I learned dysmorphology by accident. My wife was a pediatric resident during my fellowship, and I was left alone with our 5-month-old son for days on end (this was pre-duty hour restrictions). He liked long walks, so we took to the malls to avoid the Philadelphia summer heat. To amuse myself, I started to play a game. I'd stare at families—parents and their children, and ask myself “How did these two parents, with their facial characteristics, produce that child?” I would study the faces and track the specific facial features—the eyes, ears, nose, mouth, chin—from one parent to the child. I began with individual facial characteristics, to see the “trees within the forest” of the face. Soon, at the hospital I began to “see” the facial characteristics of syndromes. From that point it was a small step to learn how to see the other physical characteristics of syndromes—the chest, the hands and feet, the body habitus. I tell this story often, when a resident or medical student asks me what I am looking at as I examine a child. I know what they are asking, and I also know they will not like the answer. It is just very hard to teach others to “see” dysmorphology.

The “Mall” experience also lead to the “Mall Test.” I know it is not uniquely my invention, and many colleagues have their own name for it. When examining a patient with subtle dysmorphic findings I ask myself, “Would I notice him if I saw him in the mall?” The children (and adults) in my clinic are not from the general population—they come to see me for a reason—e.g., cleft lip, intellectual disability. So I am especially careful to scrutinize their appearance looking for the subtle signs that point to a syndrome. “But we all have minor dysmorphia,” I tell the students and residents, “these signs have importance only in the context we see them. So while a single palmar crease is common in Down syndrome it can also be seen in the general population.” (At that everyone starts looking at their palms.)

“So, Dr Robin, when you're at the mall, do you check out everyone?”

Absolutely, I reply, it is one of the fun parts of being a geneticist. I see people with syndromes all the time, whether they know it or not.”

Nervous laughter.

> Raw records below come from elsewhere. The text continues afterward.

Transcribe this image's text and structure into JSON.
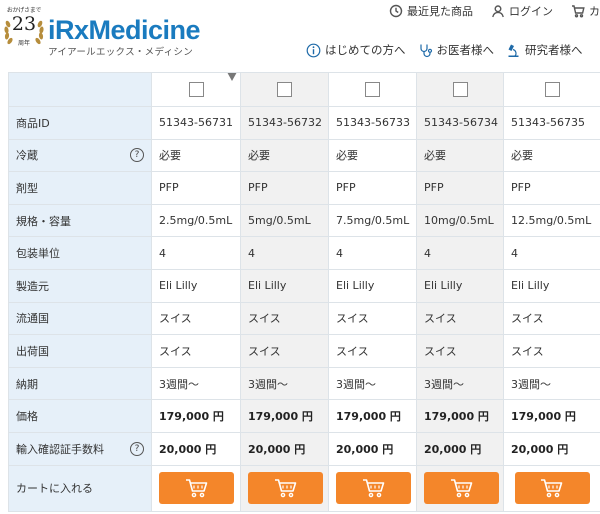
{
  "header": {
    "anniversary": {
      "top_text": "おかげさまで",
      "number": "23",
      "suffix": "周年"
    },
    "brand_name": "iRxMedicine",
    "brand_kana": "アイアールエックス・メディシン",
    "top_links": [
      {
        "label": "最近見た商品",
        "icon": "clock-icon"
      },
      {
        "label": "ログイン",
        "icon": "user-icon"
      },
      {
        "label": "カ",
        "icon": "cart-icon"
      }
    ],
    "sub_links": [
      {
        "label": "はじめての方へ",
        "icon": "info-icon"
      },
      {
        "label": "お医者様へ",
        "icon": "stethoscope-icon"
      },
      {
        "label": "研究者様へ",
        "icon": "microscope-icon"
      }
    ]
  },
  "table": {
    "rows": [
      {
        "label": "商品ID",
        "help": false,
        "bold": false,
        "values": [
          "51343-56731",
          "51343-56732",
          "51343-56733",
          "51343-56734",
          "51343-56735"
        ]
      },
      {
        "label": "冷蔵",
        "help": true,
        "bold": false,
        "values": [
          "必要",
          "必要",
          "必要",
          "必要",
          "必要"
        ]
      },
      {
        "label": "剤型",
        "help": false,
        "bold": false,
        "values": [
          "PFP",
          "PFP",
          "PFP",
          "PFP",
          "PFP"
        ]
      },
      {
        "label": "規格・容量",
        "help": false,
        "bold": false,
        "values": [
          "2.5mg/0.5mL",
          "5mg/0.5mL",
          "7.5mg/0.5mL",
          "10mg/0.5mL",
          "12.5mg/0.5mL"
        ]
      },
      {
        "label": "包装単位",
        "help": false,
        "bold": false,
        "values": [
          "4",
          "4",
          "4",
          "4",
          "4"
        ]
      },
      {
        "label": "製造元",
        "help": false,
        "bold": false,
        "values": [
          "Eli Lilly",
          "Eli Lilly",
          "Eli Lilly",
          "Eli Lilly",
          "Eli Lilly"
        ]
      },
      {
        "label": "流通国",
        "help": false,
        "bold": false,
        "values": [
          "スイス",
          "スイス",
          "スイス",
          "スイス",
          "スイス"
        ]
      },
      {
        "label": "出荷国",
        "help": false,
        "bold": false,
        "values": [
          "スイス",
          "スイス",
          "スイス",
          "スイス",
          "スイス"
        ]
      },
      {
        "label": "納期",
        "help": false,
        "bold": false,
        "values": [
          "3週間～",
          "3週間～",
          "3週間～",
          "3週間～",
          "3週間～"
        ]
      },
      {
        "label": "価格",
        "help": false,
        "bold": true,
        "values": [
          "179,000 円",
          "179,000 円",
          "179,000 円",
          "179,000 円",
          "179,000 円"
        ]
      },
      {
        "label": "輸入確認証手数料",
        "help": true,
        "bold": true,
        "values": [
          "20,000 円",
          "20,000 円",
          "20,000 円",
          "20,000 円",
          "20,000 円"
        ]
      }
    ],
    "cart_row_label": "カートに入れる",
    "help_glyph": "?",
    "cart_button_color": "#f4862a"
  },
  "colors": {
    "brand": "#1a7bbf",
    "label_bg": "#e6f0f9",
    "alt_col_bg": "#f1f1f1"
  }
}
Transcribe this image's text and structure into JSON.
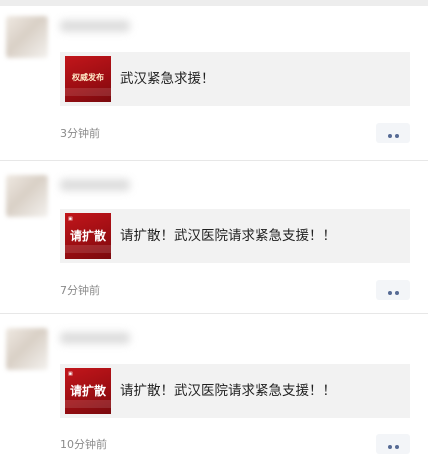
{
  "feed": {
    "posts": [
      {
        "thumb_text": "权威发布",
        "title": "武汉紧急求援！",
        "time": "3分钟前"
      },
      {
        "thumb_text": "请扩散",
        "title": "请扩散！武汉医院请求紧急支援！！",
        "time": "7分钟前"
      },
      {
        "thumb_text": "请扩散",
        "title": "请扩散！武汉医院请求紧急支援！！",
        "time": "10分钟前"
      }
    ]
  },
  "colors": {
    "thumb_red": "#b01318",
    "timestamp_gray": "#8a8a8a",
    "more_dots": "#566b94"
  },
  "icons": {
    "more": "more-dots-icon"
  }
}
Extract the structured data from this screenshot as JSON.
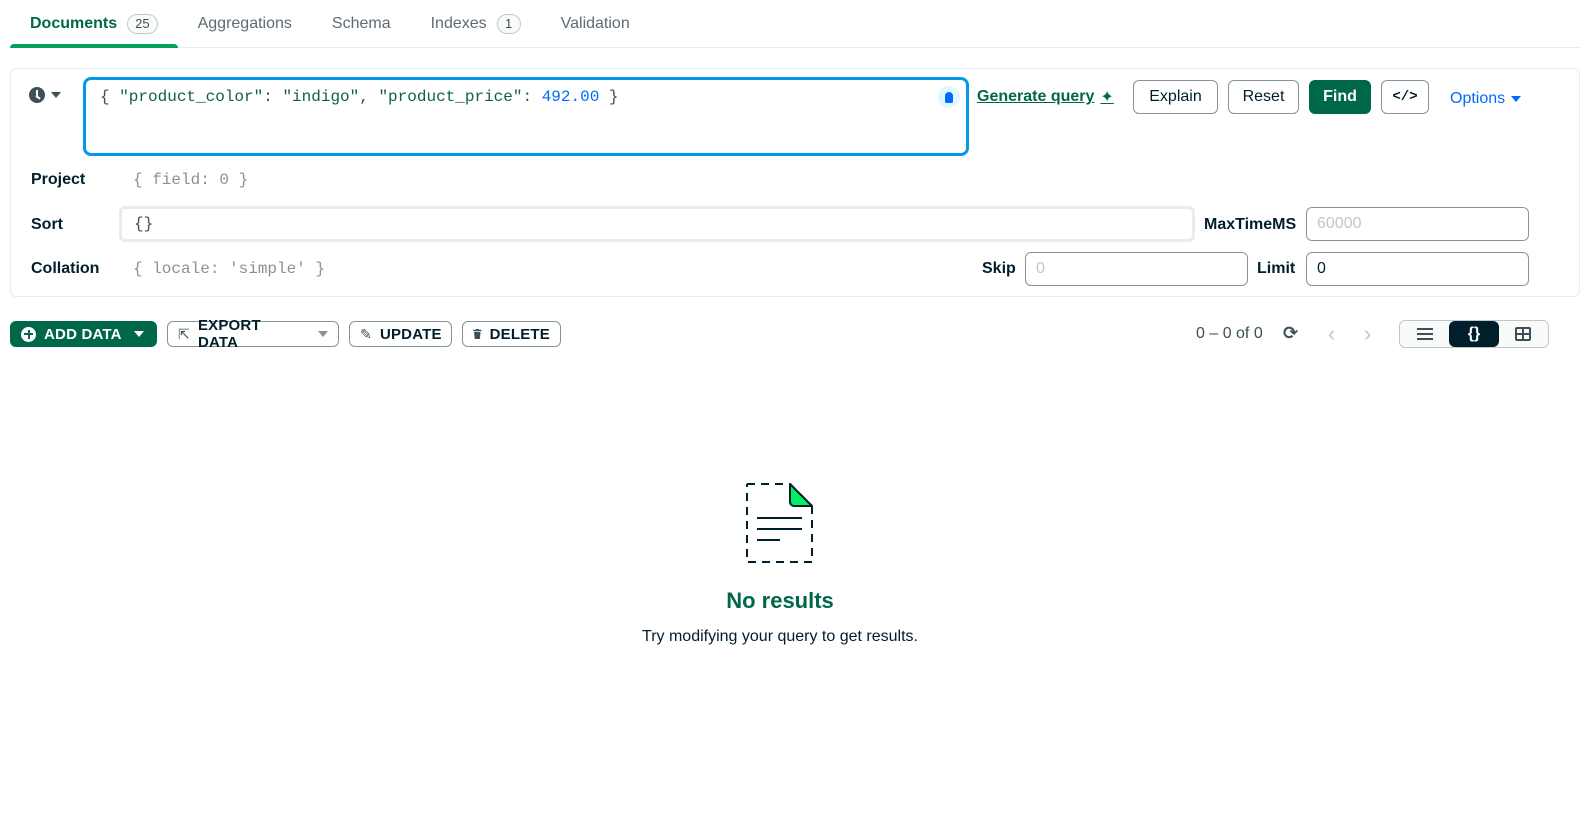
{
  "tabs": [
    {
      "label": "Documents",
      "badge": "25"
    },
    {
      "label": "Aggregations"
    },
    {
      "label": "Schema"
    },
    {
      "label": "Indexes",
      "badge": "1"
    },
    {
      "label": "Validation"
    }
  ],
  "query": {
    "filter": {
      "open": "{ ",
      "key1": "\"product_color\"",
      "sep1": ": ",
      "val1": "\"indigo\"",
      "comma": ", ",
      "key2": "\"product_price\"",
      "sep2": ": ",
      "val2": "492.00",
      "close": " }"
    },
    "generate_query": "Generate query",
    "explain": "Explain",
    "reset": "Reset",
    "find": "Find",
    "code": "</>",
    "options": "Options",
    "project_label": "Project",
    "project_placeholder": "{ field: 0 }",
    "sort_label": "Sort",
    "sort_value": "{}",
    "maxtime_label": "MaxTimeMS",
    "maxtime_placeholder": "60000",
    "collation_label": "Collation",
    "collation_placeholder": "{ locale: 'simple' }",
    "skip_label": "Skip",
    "skip_placeholder": "0",
    "limit_label": "Limit",
    "limit_value": "0"
  },
  "toolbar": {
    "add_data": "ADD DATA",
    "export_data": "EXPORT DATA",
    "update": "UPDATE",
    "delete": "DELETE",
    "pager": "0 – 0 of 0"
  },
  "empty": {
    "title": "No results",
    "subtitle": "Try modifying your query to get results."
  },
  "colors": {
    "brand_green": "#00684a",
    "accent_blue": "#016bf8",
    "focus_blue": "#0498ec"
  }
}
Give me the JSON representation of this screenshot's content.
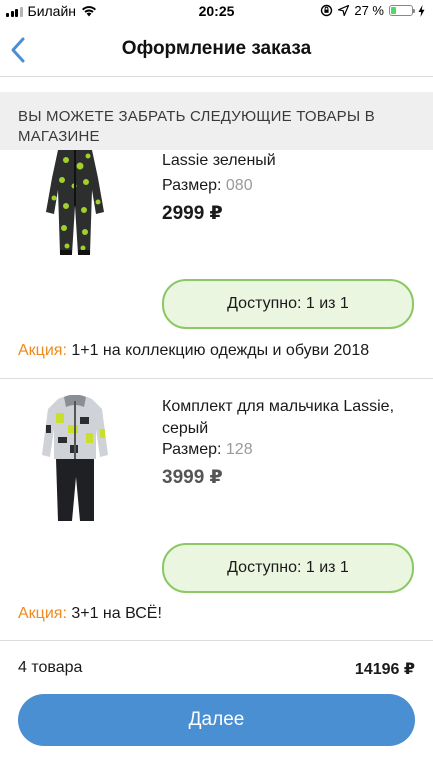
{
  "status_bar": {
    "carrier": "Билайн",
    "time": "20:25",
    "battery_percent": "27 %",
    "battery_level": 0.27
  },
  "nav": {
    "title": "Оформление заказа"
  },
  "section": {
    "header": "ВЫ МОЖЕТЕ ЗАБРАТЬ СЛЕДУЮЩИЕ ТОВАРЫ В МАГАЗИНЕ"
  },
  "products": [
    {
      "name": "Lassie зеленый",
      "size_label": "Размер:",
      "size_value": "080",
      "price": "2999 ₽",
      "availability": "Доступно: 1 из 1",
      "promo_label": "Акция:",
      "promo_text": "1+1 на коллекцию одежды и обуви 2018"
    },
    {
      "name": "Комплект для мальчика Lassie, серый",
      "size_label": "Размер:",
      "size_value": "128",
      "price": "3999 ₽",
      "availability": "Доступно: 1 из 1",
      "promo_label": "Акция:",
      "promo_text": "3+1 на ВСЁ!"
    }
  ],
  "footer": {
    "count": "4 товара",
    "total": "14196 ₽",
    "next_label": "Далее"
  },
  "colors": {
    "accent_blue": "#4a8fd2",
    "available_border": "#8cc865",
    "available_bg": "#eaf6e0",
    "promo_orange": "#ef8a1e"
  },
  "icons": {
    "back": "chevron-left-icon",
    "wifi": "wifi-icon",
    "location": "location-arrow-icon",
    "rotation_lock": "rotation-lock-icon",
    "charging": "lightning-icon"
  }
}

“I'll never let you see my baby,” more than one resident has said to me.

“I wouldn't if I was you,” I reply, always with a smile.

We may not get paid a lot, but we do have some perks to this job.